Exercise details:
Your task is to count the lines of the entries below that include the word "hint" and to give only the resulting number.

Data supplied:
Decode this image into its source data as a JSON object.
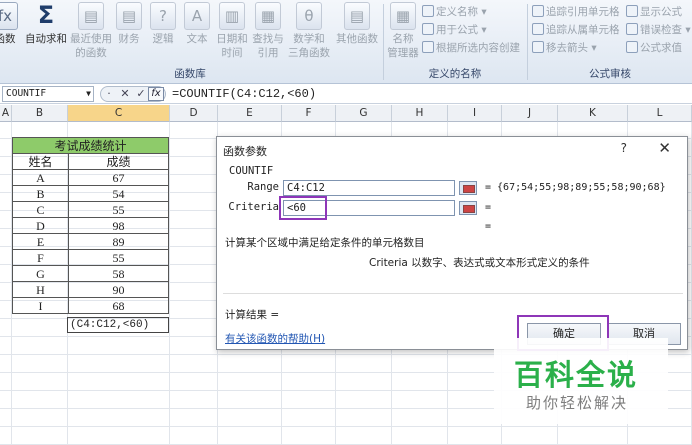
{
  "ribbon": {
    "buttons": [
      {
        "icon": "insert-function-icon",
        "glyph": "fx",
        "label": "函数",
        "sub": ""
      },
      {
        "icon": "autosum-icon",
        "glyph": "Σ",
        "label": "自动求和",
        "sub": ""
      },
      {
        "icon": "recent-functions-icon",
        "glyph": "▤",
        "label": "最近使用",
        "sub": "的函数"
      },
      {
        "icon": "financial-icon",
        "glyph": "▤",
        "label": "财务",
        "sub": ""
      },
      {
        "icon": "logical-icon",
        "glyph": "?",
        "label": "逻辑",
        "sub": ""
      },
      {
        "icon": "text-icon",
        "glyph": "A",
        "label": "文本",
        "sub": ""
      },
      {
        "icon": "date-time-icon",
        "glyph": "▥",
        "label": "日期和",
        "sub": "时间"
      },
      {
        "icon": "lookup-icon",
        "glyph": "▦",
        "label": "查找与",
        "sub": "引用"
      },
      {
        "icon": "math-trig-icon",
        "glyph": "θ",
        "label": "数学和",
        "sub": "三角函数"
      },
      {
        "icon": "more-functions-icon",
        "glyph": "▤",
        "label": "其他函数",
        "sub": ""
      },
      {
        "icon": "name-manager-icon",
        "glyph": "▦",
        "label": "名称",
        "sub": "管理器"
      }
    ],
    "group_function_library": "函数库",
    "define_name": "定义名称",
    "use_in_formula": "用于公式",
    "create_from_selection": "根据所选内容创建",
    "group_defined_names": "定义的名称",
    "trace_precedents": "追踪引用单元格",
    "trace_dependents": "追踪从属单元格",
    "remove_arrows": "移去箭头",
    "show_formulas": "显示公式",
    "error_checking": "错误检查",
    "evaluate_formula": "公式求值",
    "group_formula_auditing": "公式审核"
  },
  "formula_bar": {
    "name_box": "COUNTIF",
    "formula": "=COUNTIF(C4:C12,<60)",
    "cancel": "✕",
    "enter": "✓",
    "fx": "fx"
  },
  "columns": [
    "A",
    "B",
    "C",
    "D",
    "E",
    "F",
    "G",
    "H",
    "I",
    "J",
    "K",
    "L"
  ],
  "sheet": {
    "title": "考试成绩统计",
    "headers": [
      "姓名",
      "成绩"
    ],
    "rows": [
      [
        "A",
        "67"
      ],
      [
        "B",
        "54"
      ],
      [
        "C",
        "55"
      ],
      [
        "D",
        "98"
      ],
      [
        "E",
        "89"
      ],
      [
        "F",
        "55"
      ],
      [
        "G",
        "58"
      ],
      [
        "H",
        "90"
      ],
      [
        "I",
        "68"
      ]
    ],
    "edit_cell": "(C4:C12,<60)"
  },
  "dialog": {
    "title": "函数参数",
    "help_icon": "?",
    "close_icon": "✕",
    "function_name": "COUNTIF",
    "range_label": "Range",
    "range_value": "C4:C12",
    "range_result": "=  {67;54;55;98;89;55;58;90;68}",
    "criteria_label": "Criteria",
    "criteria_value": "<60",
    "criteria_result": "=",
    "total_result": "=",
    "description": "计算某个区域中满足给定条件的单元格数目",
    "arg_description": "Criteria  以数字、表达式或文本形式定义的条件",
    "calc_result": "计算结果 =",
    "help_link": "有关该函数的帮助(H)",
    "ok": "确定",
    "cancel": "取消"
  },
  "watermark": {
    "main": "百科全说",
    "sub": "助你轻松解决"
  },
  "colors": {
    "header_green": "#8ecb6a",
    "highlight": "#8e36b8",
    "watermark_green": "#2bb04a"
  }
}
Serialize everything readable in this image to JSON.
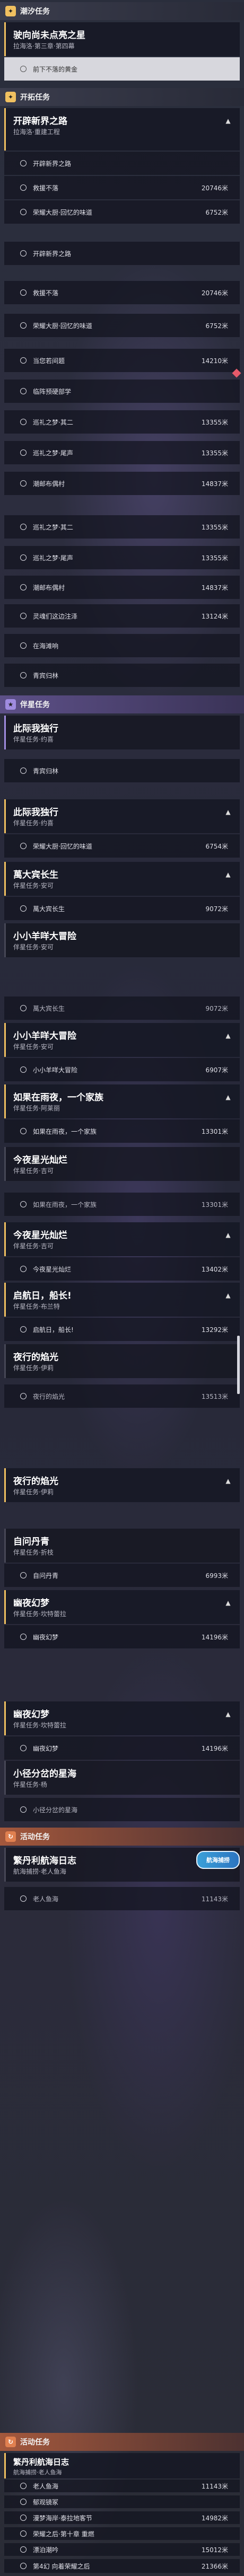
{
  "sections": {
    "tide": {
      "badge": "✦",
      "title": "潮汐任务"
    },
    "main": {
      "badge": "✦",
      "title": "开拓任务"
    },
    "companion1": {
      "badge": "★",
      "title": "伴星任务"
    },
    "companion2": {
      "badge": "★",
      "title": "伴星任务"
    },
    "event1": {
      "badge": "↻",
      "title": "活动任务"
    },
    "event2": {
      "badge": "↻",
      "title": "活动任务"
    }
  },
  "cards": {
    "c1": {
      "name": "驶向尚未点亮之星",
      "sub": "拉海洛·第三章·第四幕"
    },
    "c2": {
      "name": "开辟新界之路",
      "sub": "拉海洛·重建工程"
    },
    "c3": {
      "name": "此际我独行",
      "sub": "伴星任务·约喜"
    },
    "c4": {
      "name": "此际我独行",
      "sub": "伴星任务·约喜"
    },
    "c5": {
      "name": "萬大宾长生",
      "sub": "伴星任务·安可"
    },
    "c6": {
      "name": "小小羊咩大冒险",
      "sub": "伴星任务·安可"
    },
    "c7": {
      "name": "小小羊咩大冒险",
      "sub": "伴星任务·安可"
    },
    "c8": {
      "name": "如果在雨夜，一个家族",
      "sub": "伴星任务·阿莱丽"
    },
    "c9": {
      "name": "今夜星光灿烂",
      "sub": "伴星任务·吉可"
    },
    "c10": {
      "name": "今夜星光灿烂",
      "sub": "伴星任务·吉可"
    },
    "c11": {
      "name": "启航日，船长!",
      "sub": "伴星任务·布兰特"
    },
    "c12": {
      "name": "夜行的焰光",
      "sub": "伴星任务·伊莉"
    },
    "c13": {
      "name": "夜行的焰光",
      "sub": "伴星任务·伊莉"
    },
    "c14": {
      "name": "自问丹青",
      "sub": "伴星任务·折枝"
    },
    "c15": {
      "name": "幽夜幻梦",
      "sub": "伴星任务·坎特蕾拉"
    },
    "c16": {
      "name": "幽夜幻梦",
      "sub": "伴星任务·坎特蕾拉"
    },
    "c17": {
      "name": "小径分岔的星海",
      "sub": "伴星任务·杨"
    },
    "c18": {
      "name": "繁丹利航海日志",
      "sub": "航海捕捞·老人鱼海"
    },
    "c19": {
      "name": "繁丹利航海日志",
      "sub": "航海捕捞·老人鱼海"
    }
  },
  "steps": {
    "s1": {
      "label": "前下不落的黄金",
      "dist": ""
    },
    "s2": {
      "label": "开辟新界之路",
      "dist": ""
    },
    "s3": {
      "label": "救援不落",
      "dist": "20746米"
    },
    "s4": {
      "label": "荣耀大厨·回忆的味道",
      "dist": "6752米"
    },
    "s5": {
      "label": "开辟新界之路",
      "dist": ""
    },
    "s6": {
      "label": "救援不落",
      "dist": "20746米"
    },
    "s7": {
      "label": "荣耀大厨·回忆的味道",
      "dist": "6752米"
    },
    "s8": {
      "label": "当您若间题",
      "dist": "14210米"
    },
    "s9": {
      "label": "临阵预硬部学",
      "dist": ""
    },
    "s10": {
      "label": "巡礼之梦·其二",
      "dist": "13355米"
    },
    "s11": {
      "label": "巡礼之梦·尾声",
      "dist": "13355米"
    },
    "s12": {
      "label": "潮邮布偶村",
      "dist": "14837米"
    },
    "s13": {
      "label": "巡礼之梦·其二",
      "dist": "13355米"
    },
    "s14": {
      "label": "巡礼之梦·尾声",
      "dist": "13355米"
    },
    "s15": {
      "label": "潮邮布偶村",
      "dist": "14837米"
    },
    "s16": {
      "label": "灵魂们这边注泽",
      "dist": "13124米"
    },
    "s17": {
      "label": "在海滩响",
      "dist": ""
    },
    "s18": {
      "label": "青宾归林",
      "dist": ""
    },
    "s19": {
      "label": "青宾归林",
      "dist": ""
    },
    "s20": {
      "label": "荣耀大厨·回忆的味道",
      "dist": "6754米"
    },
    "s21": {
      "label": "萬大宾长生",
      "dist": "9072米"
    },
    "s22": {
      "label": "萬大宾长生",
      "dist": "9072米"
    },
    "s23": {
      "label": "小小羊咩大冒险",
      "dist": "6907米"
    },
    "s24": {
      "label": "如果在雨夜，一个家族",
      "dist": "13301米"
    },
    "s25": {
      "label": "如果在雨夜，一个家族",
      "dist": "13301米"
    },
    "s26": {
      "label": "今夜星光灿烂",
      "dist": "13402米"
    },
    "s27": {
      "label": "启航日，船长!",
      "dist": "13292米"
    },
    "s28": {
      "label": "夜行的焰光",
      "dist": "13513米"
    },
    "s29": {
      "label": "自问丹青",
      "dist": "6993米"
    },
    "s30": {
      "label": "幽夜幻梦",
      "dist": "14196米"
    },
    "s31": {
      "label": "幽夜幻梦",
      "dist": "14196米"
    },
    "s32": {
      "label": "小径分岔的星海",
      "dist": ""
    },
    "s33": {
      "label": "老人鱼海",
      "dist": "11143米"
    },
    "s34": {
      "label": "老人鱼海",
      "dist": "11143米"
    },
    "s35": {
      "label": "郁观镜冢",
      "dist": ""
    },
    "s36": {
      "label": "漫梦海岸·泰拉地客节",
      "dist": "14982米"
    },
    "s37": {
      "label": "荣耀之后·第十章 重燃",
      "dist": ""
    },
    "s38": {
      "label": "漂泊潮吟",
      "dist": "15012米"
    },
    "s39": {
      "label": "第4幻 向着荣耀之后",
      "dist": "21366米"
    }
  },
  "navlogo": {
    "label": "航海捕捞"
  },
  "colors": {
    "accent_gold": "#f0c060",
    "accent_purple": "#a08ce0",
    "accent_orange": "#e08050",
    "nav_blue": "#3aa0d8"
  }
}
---
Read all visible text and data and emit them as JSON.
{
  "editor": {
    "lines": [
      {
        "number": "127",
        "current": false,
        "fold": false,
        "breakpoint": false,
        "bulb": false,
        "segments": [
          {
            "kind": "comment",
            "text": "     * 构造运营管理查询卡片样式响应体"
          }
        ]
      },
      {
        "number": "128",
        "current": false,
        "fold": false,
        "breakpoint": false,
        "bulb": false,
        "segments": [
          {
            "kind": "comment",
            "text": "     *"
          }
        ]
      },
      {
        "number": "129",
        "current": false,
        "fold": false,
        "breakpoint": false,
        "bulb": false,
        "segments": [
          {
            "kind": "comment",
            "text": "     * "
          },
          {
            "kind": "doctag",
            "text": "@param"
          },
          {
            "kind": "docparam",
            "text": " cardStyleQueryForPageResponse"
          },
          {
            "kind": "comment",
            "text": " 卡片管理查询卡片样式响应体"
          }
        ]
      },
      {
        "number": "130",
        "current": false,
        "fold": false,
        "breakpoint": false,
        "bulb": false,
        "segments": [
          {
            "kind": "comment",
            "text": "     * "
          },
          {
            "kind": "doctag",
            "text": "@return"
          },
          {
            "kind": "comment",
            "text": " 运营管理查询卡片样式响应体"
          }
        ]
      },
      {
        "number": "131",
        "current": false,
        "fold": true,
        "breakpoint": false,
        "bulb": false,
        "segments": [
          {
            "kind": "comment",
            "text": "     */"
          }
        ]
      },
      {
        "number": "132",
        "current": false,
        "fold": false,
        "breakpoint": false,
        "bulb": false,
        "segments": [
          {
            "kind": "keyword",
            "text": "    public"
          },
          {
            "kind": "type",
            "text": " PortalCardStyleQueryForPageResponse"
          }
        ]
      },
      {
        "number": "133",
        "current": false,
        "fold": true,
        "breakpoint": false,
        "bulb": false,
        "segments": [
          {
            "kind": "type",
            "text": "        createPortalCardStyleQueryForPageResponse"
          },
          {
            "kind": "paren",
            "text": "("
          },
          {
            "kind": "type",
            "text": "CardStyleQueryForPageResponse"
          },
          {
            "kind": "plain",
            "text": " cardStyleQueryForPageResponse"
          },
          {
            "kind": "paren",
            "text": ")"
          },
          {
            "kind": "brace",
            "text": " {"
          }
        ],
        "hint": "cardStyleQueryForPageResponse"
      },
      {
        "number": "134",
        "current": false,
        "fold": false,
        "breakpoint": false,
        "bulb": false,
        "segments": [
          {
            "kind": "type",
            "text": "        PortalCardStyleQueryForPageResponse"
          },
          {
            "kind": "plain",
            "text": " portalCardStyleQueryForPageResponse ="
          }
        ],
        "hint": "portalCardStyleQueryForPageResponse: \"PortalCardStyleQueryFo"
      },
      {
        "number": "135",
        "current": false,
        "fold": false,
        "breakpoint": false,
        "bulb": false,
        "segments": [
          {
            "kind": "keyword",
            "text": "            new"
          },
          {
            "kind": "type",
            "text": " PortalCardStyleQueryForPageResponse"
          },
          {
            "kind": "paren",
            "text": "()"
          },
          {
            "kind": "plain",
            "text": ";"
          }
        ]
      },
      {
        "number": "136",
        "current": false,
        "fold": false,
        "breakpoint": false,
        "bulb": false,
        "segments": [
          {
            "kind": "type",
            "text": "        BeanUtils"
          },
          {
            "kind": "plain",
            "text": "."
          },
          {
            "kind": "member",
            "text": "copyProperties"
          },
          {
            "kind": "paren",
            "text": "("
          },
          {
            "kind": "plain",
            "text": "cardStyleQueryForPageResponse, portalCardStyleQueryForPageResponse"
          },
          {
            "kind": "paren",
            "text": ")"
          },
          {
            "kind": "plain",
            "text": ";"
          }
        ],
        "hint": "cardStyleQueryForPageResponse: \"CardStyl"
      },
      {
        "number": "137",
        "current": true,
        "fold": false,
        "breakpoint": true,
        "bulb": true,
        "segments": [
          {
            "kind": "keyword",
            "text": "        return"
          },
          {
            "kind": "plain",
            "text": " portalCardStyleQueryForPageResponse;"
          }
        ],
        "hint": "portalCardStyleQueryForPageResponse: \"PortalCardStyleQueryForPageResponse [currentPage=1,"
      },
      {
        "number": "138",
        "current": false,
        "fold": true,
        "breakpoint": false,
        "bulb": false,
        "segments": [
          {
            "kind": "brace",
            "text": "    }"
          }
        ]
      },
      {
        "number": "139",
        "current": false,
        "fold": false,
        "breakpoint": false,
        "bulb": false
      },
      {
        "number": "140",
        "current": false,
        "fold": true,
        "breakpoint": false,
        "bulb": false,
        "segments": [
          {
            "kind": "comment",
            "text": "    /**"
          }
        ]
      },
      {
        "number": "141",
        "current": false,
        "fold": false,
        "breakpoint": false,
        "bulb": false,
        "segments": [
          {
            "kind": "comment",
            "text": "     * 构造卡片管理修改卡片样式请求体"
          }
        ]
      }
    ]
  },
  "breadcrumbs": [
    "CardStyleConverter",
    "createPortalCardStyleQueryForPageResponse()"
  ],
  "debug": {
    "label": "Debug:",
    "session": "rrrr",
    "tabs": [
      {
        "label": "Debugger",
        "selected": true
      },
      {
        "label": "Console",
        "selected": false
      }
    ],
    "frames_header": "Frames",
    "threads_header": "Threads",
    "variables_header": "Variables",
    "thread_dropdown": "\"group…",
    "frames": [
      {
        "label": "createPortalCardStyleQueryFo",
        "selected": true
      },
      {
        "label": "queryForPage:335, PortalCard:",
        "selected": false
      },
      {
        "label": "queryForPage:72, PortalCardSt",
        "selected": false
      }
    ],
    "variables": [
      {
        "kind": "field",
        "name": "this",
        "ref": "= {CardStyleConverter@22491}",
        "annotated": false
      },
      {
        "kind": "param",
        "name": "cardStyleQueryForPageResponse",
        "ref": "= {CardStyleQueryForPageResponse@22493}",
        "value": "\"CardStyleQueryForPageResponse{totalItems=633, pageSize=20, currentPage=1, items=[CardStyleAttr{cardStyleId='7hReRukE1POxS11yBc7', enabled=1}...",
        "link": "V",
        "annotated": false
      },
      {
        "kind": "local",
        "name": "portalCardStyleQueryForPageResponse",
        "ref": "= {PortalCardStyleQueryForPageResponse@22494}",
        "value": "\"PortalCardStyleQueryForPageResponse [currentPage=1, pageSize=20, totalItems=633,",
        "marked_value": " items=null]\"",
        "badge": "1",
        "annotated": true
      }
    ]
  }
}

Output of the exercise:
4